These type of irregularities in value are common occurrence and frankly, enough to drive a software developer mad. The difference in these transactions is that the value of software is incredibly low while the value of time and energy is comparatively high (especially if you are hungry or tired). This situation drastically drives down the market value of software and creates a situation where:

  • Most software is mediocre.
  • Some software is great.
  • A small minority of software is so fantastic that I will actually pay for it.

Below is my list of software that is so good that I actually pay for it:

Dropbox – Dropbox is a file sharing services that works on a huge selection of devices and computers. Simply add a file to your dropbox and it is almost instantaneously available on all of your other devices. This tool is part of the foundation that allows me to be as portable as I am.

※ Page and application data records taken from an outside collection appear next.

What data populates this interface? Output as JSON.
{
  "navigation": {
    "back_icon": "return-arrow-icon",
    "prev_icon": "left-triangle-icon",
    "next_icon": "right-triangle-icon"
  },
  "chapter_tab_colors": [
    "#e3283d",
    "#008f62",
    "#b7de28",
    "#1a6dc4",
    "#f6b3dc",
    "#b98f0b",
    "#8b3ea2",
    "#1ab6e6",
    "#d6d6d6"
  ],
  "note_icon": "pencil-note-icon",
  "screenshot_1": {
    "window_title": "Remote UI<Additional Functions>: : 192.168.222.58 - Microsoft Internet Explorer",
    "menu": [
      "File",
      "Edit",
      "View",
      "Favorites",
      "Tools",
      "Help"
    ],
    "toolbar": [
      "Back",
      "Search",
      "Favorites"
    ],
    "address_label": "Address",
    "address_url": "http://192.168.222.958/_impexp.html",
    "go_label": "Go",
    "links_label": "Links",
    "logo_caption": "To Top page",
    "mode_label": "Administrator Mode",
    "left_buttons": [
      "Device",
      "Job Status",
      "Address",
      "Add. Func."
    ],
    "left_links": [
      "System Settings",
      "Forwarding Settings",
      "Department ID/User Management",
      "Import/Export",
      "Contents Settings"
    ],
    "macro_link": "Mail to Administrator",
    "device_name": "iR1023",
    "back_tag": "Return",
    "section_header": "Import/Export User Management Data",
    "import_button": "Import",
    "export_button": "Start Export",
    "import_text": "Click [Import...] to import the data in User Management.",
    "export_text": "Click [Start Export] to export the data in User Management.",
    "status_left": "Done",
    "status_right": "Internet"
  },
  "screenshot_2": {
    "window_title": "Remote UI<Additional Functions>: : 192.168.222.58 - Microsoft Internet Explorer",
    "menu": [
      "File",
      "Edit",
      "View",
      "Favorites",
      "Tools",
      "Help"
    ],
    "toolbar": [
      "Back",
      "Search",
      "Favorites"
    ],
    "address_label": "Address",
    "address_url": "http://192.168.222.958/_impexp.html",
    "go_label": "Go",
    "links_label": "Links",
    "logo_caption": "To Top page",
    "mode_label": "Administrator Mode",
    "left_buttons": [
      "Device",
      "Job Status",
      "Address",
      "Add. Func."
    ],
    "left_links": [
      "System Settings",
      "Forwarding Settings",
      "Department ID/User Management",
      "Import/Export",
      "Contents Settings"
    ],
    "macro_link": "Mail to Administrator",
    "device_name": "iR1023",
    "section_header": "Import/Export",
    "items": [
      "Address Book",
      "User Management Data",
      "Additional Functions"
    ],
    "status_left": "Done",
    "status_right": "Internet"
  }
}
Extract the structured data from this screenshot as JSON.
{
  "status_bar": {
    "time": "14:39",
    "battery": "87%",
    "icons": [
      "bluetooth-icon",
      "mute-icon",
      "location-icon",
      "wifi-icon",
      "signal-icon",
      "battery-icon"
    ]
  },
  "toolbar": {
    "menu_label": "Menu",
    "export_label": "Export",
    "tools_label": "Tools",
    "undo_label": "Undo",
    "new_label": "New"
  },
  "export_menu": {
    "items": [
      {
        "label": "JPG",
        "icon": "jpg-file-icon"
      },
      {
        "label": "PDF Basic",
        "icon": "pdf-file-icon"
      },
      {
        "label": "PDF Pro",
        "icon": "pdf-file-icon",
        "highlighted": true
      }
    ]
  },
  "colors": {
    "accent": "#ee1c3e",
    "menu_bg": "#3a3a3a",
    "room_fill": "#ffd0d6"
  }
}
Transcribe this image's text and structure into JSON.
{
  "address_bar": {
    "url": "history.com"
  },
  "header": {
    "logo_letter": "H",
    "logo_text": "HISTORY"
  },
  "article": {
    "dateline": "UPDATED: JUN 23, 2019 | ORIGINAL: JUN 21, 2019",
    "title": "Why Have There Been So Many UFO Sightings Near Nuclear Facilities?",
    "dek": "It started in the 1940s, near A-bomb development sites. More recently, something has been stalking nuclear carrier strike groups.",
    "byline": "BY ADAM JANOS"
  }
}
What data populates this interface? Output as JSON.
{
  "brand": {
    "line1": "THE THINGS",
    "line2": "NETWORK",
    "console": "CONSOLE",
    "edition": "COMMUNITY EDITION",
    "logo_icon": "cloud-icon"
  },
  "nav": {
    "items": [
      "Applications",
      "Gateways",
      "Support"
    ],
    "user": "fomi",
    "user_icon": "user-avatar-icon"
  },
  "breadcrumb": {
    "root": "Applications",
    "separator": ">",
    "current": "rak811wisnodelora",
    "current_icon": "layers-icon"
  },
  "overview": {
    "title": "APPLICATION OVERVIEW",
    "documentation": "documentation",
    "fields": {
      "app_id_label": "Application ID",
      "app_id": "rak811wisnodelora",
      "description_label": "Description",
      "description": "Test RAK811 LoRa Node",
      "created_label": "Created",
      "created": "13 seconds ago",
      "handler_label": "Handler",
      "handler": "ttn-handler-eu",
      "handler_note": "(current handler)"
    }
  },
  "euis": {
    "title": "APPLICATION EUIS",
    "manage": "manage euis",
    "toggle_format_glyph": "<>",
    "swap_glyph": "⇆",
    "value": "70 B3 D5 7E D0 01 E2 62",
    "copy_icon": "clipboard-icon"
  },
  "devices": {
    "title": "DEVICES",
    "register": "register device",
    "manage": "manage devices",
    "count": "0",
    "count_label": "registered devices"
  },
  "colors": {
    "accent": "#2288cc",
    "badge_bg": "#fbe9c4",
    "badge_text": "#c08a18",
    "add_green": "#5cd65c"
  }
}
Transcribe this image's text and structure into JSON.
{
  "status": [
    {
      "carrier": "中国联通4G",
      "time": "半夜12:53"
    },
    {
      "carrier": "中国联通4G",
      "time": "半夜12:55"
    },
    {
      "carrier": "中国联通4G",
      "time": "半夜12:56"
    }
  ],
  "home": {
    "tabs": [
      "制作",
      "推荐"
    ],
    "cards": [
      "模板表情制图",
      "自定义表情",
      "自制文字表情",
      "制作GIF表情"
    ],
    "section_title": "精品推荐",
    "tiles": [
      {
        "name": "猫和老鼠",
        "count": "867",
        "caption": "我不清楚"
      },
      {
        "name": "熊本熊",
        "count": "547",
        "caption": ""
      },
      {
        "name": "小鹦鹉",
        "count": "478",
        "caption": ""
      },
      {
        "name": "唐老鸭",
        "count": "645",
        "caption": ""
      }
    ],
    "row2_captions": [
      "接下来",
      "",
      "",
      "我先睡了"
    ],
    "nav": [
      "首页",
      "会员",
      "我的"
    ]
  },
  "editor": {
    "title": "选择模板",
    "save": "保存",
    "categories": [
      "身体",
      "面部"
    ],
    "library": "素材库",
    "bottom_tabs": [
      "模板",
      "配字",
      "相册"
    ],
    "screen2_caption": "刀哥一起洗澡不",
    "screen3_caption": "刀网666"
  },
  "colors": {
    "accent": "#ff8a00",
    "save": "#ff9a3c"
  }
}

Omnifocus – Omnifocus is the most used program on my computer. I pride myself in being extremely efficient and this is the task manager that I use. I have found that it is easy enough to use that I actually use it for ALL of my tasks and that it is feature complete enough that it covers any scenario I run into. Mac Only.

Textmate – Textmate is my text editor of choice. In addition to code, I write all of my notes and ideas using it. It gets out of the way while still providing powerful time saving features. Mac Only.

iWork – For more complex documents (spreadsheets, presentations, reports), I rely on iWork. It does everything I would need Microsoft Office for but is much easier to use. Mac Only.

Adobe Creative Suite – I use Photoshop almost everyday and am starting to use Illustrator more often. I don’t recommend paying full price for the suite. Instead, I recommend either finding a discount through your current employer or signing up for a cheap design class so that you can get the educational discount and learn the software at the same time.

1Password – This program revolutionized my security. Instead of trying to remember different passwords for every website I use, I just use 1Password to assign a random string of characters as a password to any given site and then only need to remember one password which I change on a regular basis to retrieve and input the password. Mac Only.

Tripit – Tripit is by far the best travel itinerary software I have ever used. (This is key as I travel a ton). As soon as I get a receipt for a plane ticket, hotel or rental car, I simply forward the e-mail to Tripit and it syncs all of the relevant information to all of my devices for offline retrieving. This way I never have to scramble through papers to get confirmation codes or flight numbers.

Vaultpress – Vaultpress is a foolproof option for backing up a WordPress blog. It is cheap, secure and made by the same team that makes WordPress. I invest a lot of time into this blog and with Valutpress, I don’t need to worry about my blog disappearing.

Amazon Web Services – I use this for most of my web hosting. It is dirt cheap, very reliable and extremely scalable. Warning: AWS is quite nerd intensive.

Github – Github is a place to remotely host source code and to socialize about coding. It provides all of the code backup and organization that I need.

Kindle Books – I don’t own any physical books. Instead, I buy anything I want to read in kindle format. This means the book weights nothing, takes up no space and will be mine for the rest of my life.

iTunes Movie Rentals – I also don’t own any physical movies. Instead, I rent movies I want to see from iTunes. I rent rather than buy as I don’t want to store the big files on my computer.

That’s all that is on my list. What is on yours?